MainStreet) -- Wall Street is aflutter over the imminent initial public offering of
Twitter, which is expected to generate $1.6 billion for the social media service.
The company's stock is expected to go public Thursday and should lead to a bumper crop of "instant millionaires" among key, vested employees.
Maxing out the wealth potential of any IPO is just a matter of knowing five simple things, says Joyce Franklin, founder of Larkspur, Calif.-based
J.L. Franklin Wealth Planning. A specialist on employees and IPOs, Franklin is author of the upcoming
Keeping It: Secrets to Maximizing and Preserving Your Wealth Before and After an Acquisition, IPO, or Other Liquidity Event.
Here's what Franklin advises:
Write a list. Prepare an inventory of your company stock, options and other equity awards. Include the vesting schedule for each. That way you know where you stand going into the IPO process.
Don't wait on stock moves. Exercise your stock options early, especially if you can do so with little out-of-pocket cost. You'll start the clock ticking on long-term capital gains. Remember to submit an election form to your company and the IRS and attach it to your tax return for the year in which you made the election.
Keep your eyes on the prize. "Stay focused and keep shipping," was a favorite line of
Facebook(FB) founder Mark Zuckerberg when his company was going public. In other words, continue to build your enterprise's value, because a successful liquidity event is not guaranteed. Zuckerberg had the forethought to encourage Facebook employees to stay focused on their jobs rather than the stock price up to and after the company's May 2012 IPO. The message had an impact. In the year after Facebook's IPO, the stock price dropped dramatically. Yet most employees stuck around, and the stock price has now passed the IPO level.

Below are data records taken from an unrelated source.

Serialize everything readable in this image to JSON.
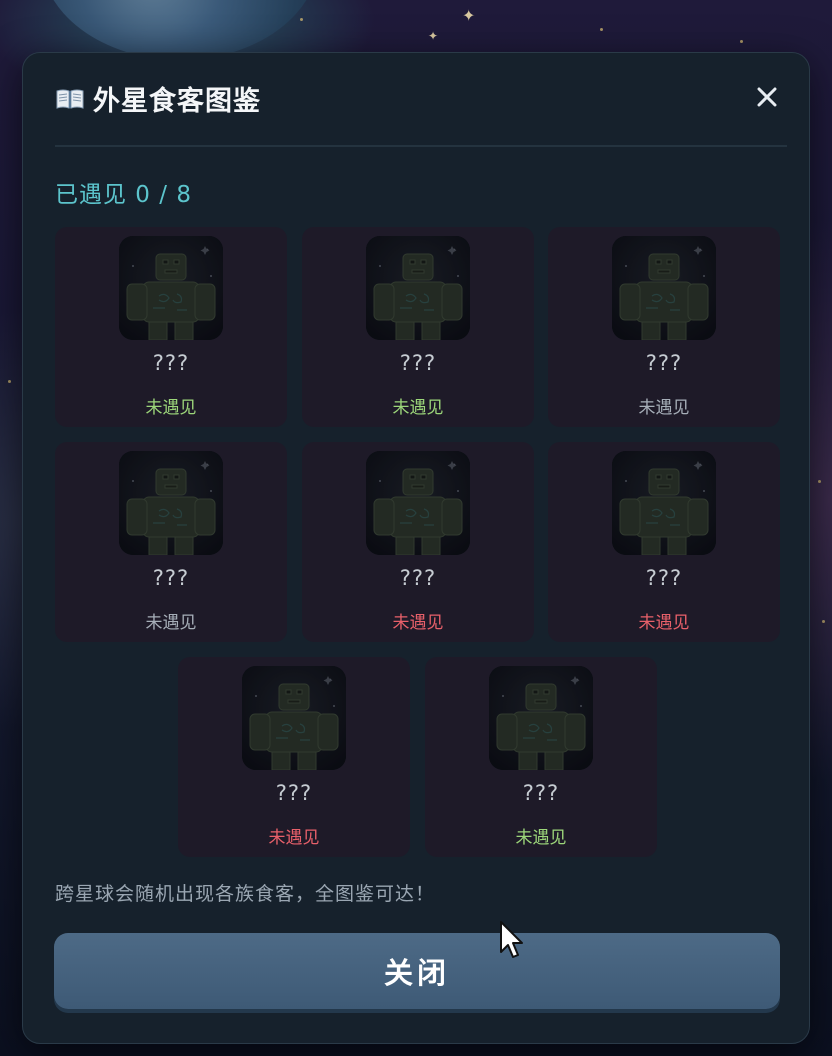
{
  "modal": {
    "title": "外星食客图鉴",
    "title_icon": "open-book-icon",
    "close_icon": "close-icon",
    "encounter_label": "已遇见 0 / 8",
    "hint": "跨星球会随机出现各族食客，全图鉴可达！",
    "close_button_label": "关闭"
  },
  "aliens": [
    {
      "name": "???",
      "status": "未遇见",
      "status_color": "#9cd67a"
    },
    {
      "name": "???",
      "status": "未遇见",
      "status_color": "#9cd67a"
    },
    {
      "name": "???",
      "status": "未遇见",
      "status_color": "#a6aeb8"
    },
    {
      "name": "???",
      "status": "未遇见",
      "status_color": "#a6aeb8"
    },
    {
      "name": "???",
      "status": "未遇见",
      "status_color": "#e8606a"
    },
    {
      "name": "???",
      "status": "未遇见",
      "status_color": "#e8606a"
    },
    {
      "name": "???",
      "status": "未遇见",
      "status_color": "#e8606a"
    },
    {
      "name": "???",
      "status": "未遇见",
      "status_color": "#9cd67a"
    }
  ],
  "colors": {
    "accent": "#5cc4cc",
    "panel": "#16212c",
    "card": "#1e1a28",
    "button": "#4d6a86"
  }
}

Don't spend the whole thing. Avoid spending like a rich person until after the IPO, when you have sold your stock and have actual cash in your bank account.
Get professional help. Hire an accountant for personal tax and cash flow planning, especially if you are planning to early-exercise stock options. If you already have assets, a financial planner with tax expertise can help you understand your cash flow and financial picture before and after your wealth event.
An IPO could be a once-in-a-lifetime event.
Savor the moment, but plan thoroughly so you can gain the most benefit.